1. Why do you consider LT&C an important initiative and why are you interested in membership?
Napo Wildlife Center considers the LT&C initiative as vital for support of our conservation efforts and sustainable management of tourism projects. We believe this strategic alliance is essential to assist in the protection of the rich biodiversity in this region. The Yasuni National Park constitutes is known worldwide for its highly valuable and fragile ecosystem, which is currently threatened by such activities as oil development and logging. It is because of these threats to this region that the Kichwa Añangu Community is promoting ecotourism as a way to both increase awareness of the richness of this natural paradise in the Ecuadorian Amazon and the need to protect it.
2. Why is your case a good example of linking tourism and conservation?
The Añangu community, within the Yasuni National Park and hosted by Napo Wildlife Center, has been nationally and internationally recognized for their conservation and environmentally friendly work.The commitment of the whole community has meant that hunting, fishing and timber collection are now prohibited in this area. All activities are now focused on the protection of the environment. As evidence of the rich biodiversity inside Yasuní National Park nearly 4,000 species of plants have been recorded, with the possibility that this number will increase. A scientific report prepared for Yasuní registered 173 species of mammals (80 species of bats), 567 species of birds, 105 species of amphibians, 83 species of reptiles, 382 species of fish and more than 100,000 species of insects. The Anangu Kichwa community built the Napo Wildlife Center Ecolodge which borders the Añangucocha lagoon. The hotel opened to tourists in 2004. During the consolidation of the ecotourism project in mid-2007, the people of the Anangu community achieved became the sole administrators and managers of the Napo Wildlife Center.This hotel is visited by 3,000 tourists a year, most of them from Europe and the United States. Each group has a community guide and a professional naturalist guide translator able to provide information in the language of the tourist group. Without doubt, the main attraction of NWC is the incredible diversity of plants, birds, mammals, amphibians and reptiles

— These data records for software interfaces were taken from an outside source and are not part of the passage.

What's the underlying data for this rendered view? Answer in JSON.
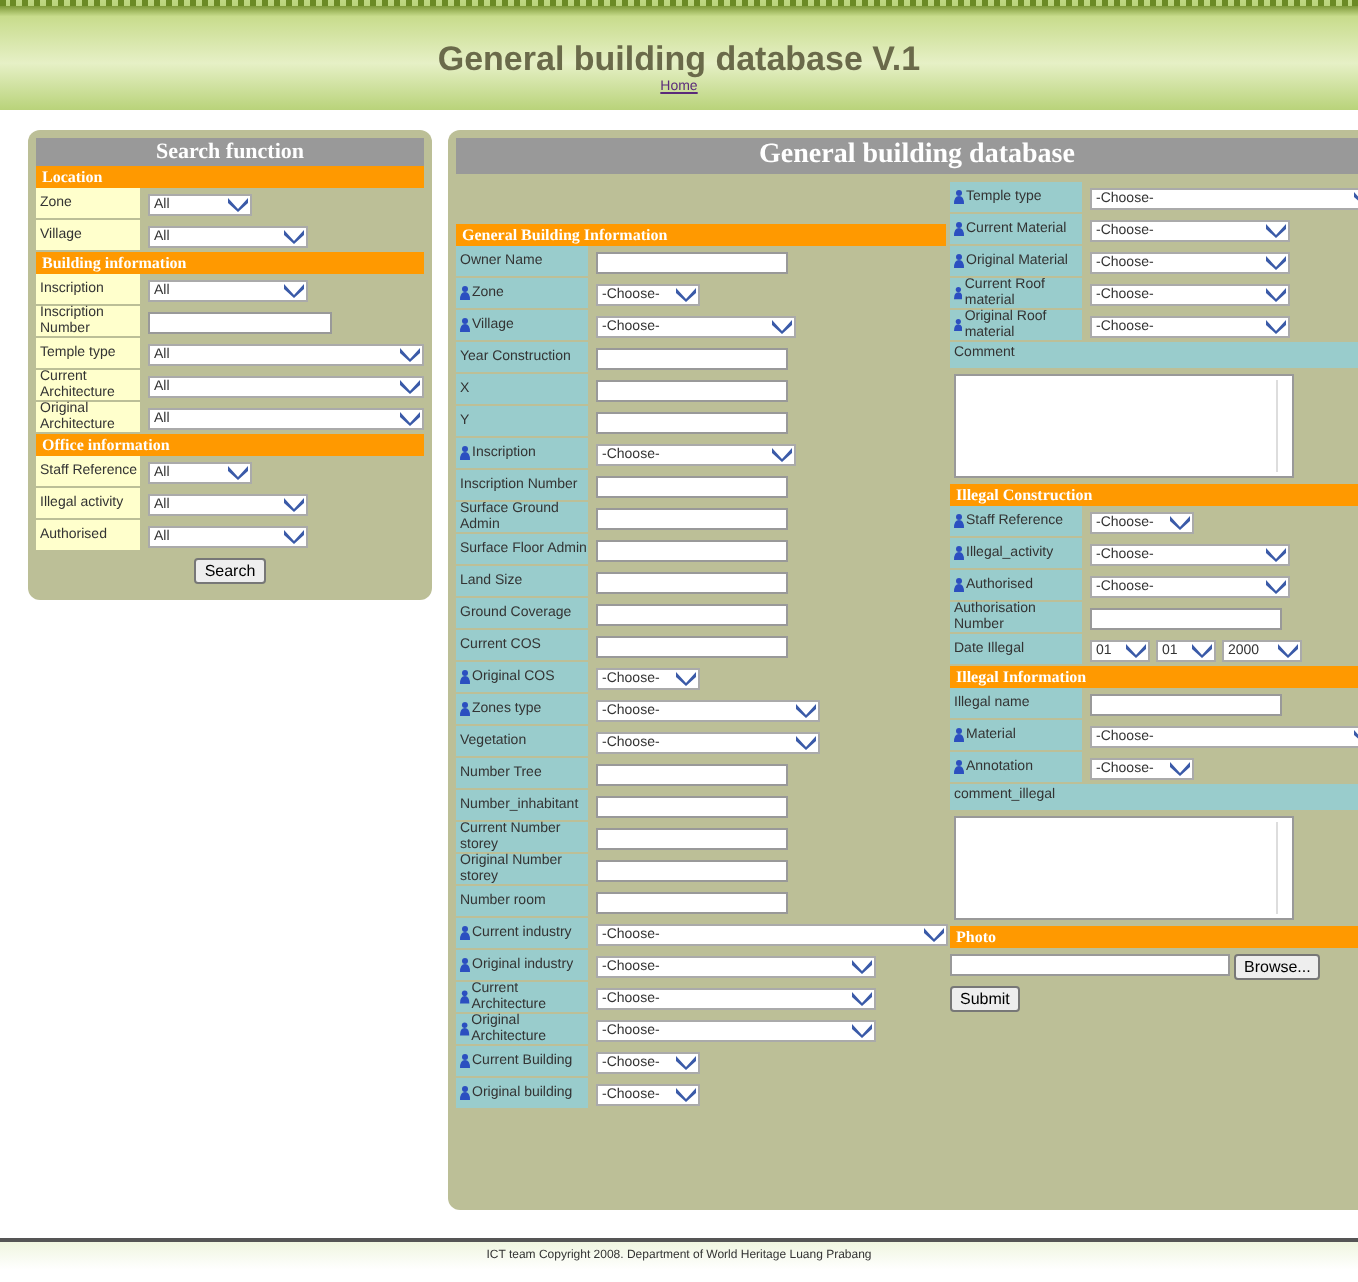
{
  "header": {
    "title": "General building database V.1",
    "link": "Home"
  },
  "search_panel": {
    "title": "Search function",
    "button": "Search",
    "sections": [
      {
        "title": "Location",
        "rows": [
          {
            "label": "Zone",
            "kind": "short-select",
            "value": "All"
          },
          {
            "label": "Village",
            "kind": "select",
            "value": "All"
          }
        ]
      },
      {
        "title": "Building information",
        "rows": [
          {
            "label": "Inscription",
            "kind": "select",
            "value": "All"
          },
          {
            "label": "Inscription Number",
            "kind": "input"
          },
          {
            "label": "Temple type",
            "kind": "wide-select",
            "value": "All"
          },
          {
            "label": "Current Architecture",
            "kind": "wide-select",
            "value": "All"
          },
          {
            "label": "Original Architecture",
            "kind": "wide-select",
            "value": "All"
          }
        ]
      },
      {
        "title": "Office information",
        "rows": [
          {
            "label": "Staff Reference",
            "kind": "short-select",
            "value": "All"
          },
          {
            "label": "Illegal activity",
            "kind": "select",
            "value": "All"
          },
          {
            "label": "Authorised",
            "kind": "select",
            "value": "All"
          }
        ]
      }
    ]
  },
  "main_panel": {
    "title": "General building database",
    "left_sections": [
      {
        "title": "General Building Information",
        "rows": [
          {
            "label": "Owner Name",
            "kind": "input",
            "marked": false
          },
          {
            "label": "Zone",
            "kind": "short-select",
            "value": "-Choose-",
            "marked": true
          },
          {
            "label": "Village",
            "kind": "select",
            "value": "-Choose-",
            "marked": true
          },
          {
            "label": "Year Construction",
            "kind": "input",
            "marked": false
          },
          {
            "label": "X",
            "kind": "input",
            "marked": false
          },
          {
            "label": "Y",
            "kind": "input",
            "marked": false
          },
          {
            "label": "Inscription",
            "kind": "select",
            "value": "-Choose-",
            "marked": true
          },
          {
            "label": "Inscription Number",
            "kind": "input",
            "marked": false
          },
          {
            "label": "Surface Ground Admin",
            "kind": "input",
            "marked": false
          },
          {
            "label": "Surface Floor Admin",
            "kind": "input",
            "marked": false
          },
          {
            "label": "Land Size",
            "kind": "input",
            "marked": false
          },
          {
            "label": "Ground Coverage",
            "kind": "input",
            "marked": false
          },
          {
            "label": "Current COS",
            "kind": "input",
            "marked": false
          },
          {
            "label": "Original COS",
            "kind": "short-select",
            "value": "-Choose-",
            "marked": true
          },
          {
            "label": "Zones type",
            "kind": "medium-select",
            "value": "-Choose-",
            "marked": true
          },
          {
            "label": "Vegetation",
            "kind": "medium-select",
            "value": "-Choose-",
            "marked": false
          },
          {
            "label": "Number Tree",
            "kind": "input",
            "marked": false
          },
          {
            "label": "Number_inhabitant",
            "kind": "input",
            "marked": false
          },
          {
            "label": "Current Number storey",
            "kind": "input",
            "marked": false
          },
          {
            "label": "Original Number storey",
            "kind": "input",
            "marked": false
          },
          {
            "label": "Number room",
            "kind": "input",
            "marked": false
          },
          {
            "label": "Current industry",
            "kind": "wide-select",
            "value": "-Choose-",
            "marked": true
          },
          {
            "label": "Original industry",
            "kind": "large-select",
            "value": "-Choose-",
            "marked": true
          },
          {
            "label": "Current Architecture",
            "kind": "large-select",
            "value": "-Choose-",
            "marked": true
          },
          {
            "label": "Original Architecture",
            "kind": "large-select",
            "value": "-Choose-",
            "marked": true
          },
          {
            "label": "Current Building",
            "kind": "short-select",
            "value": "-Choose-",
            "marked": true
          },
          {
            "label": "Original building",
            "kind": "short-select",
            "value": "-Choose-",
            "marked": true
          }
        ]
      }
    ],
    "right_sections": [
      {
        "rows": [
          {
            "label": "Temple type",
            "kind": "wide-select",
            "value": "-Choose-",
            "marked": true
          },
          {
            "label": "Current Material",
            "kind": "select",
            "value": "-Choose-",
            "marked": true
          },
          {
            "label": "Original Material",
            "kind": "select",
            "value": "-Choose-",
            "marked": true
          },
          {
            "label": "Current Roof material",
            "kind": "select",
            "value": "-Choose-",
            "marked": true
          },
          {
            "label": "Original Roof material",
            "kind": "select",
            "value": "-Choose-",
            "marked": true
          },
          {
            "label": "Comment",
            "kind": "textarea"
          }
        ]
      },
      {
        "title": "Illegal Construction",
        "rows": [
          {
            "label": "Staff Reference",
            "kind": "short-select",
            "value": "-Choose-",
            "marked": true
          },
          {
            "label": "Illegal_activity",
            "kind": "select",
            "value": "-Choose-",
            "marked": true
          },
          {
            "label": "Authorised",
            "kind": "select",
            "value": "-Choose-",
            "marked": true
          },
          {
            "label": "Authorisation Number",
            "kind": "input",
            "marked": false
          },
          {
            "label": "Date Illegal",
            "kind": "date",
            "values": [
              "01",
              "01",
              "2000"
            ],
            "marked": false
          }
        ]
      },
      {
        "title": "Illegal Information",
        "rows": [
          {
            "label": "Illegal name",
            "kind": "input",
            "marked": false
          },
          {
            "label": "Material",
            "kind": "wide-select",
            "value": "-Choose-",
            "marked": true
          },
          {
            "label": "Annotation",
            "kind": "short-select",
            "value": "-Choose-",
            "marked": true
          },
          {
            "label": "comment_illegal",
            "kind": "textarea"
          }
        ]
      },
      {
        "title": "Photo",
        "rows": [
          {
            "kind": "file",
            "button": "Browse..."
          }
        ]
      }
    ],
    "submit": "Submit"
  },
  "footer": "ICT team Copyright 2008. Department of World Heritage Luang Prabang"
}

living in this important area. The decision of the Community to concentrate on tourism and conservation has had benefits for our community. Historically, the level of education in the population has been low: only 46% of the population had completed primary education, while 26% had not completed secondary education. The community assumed the project of encouraging continued education, thus preventing migration away from the community and increasing opportunities for the future. From here the community managed to increase high school attendance, and 2012 saw the first class graduate in sustainable technology baccalaureate with the main objective of sustainable community tourism. 50% of students belong to neighbour communities and the other 50% belong to Anangu community. The overall number of students is 136, including coast native pupils, Ssecoyas, Kichwa, etc. Education is free, covered mostly by the state, and supported also by the community.
3. Are there plans to further improve your example of tourism supporting conservation in the future?
Currently, the Kichwa Community Añangu has several projects, developing attractive activities for the visitors, enhancing their Amazon experience.
4. How could your example be transferred to another protected area and how could your experience be shared with others?
Currently, our General Manager, Jiovanny Rivadeneira, runs seminars for other indigenous associations sharing the Community’s experience on how the tourism project developed, in order to encourage replication of the success of the Napo Wildlife Center in other areas, and thereby highlighting the successful link between our conservation activities and sustainable tourism.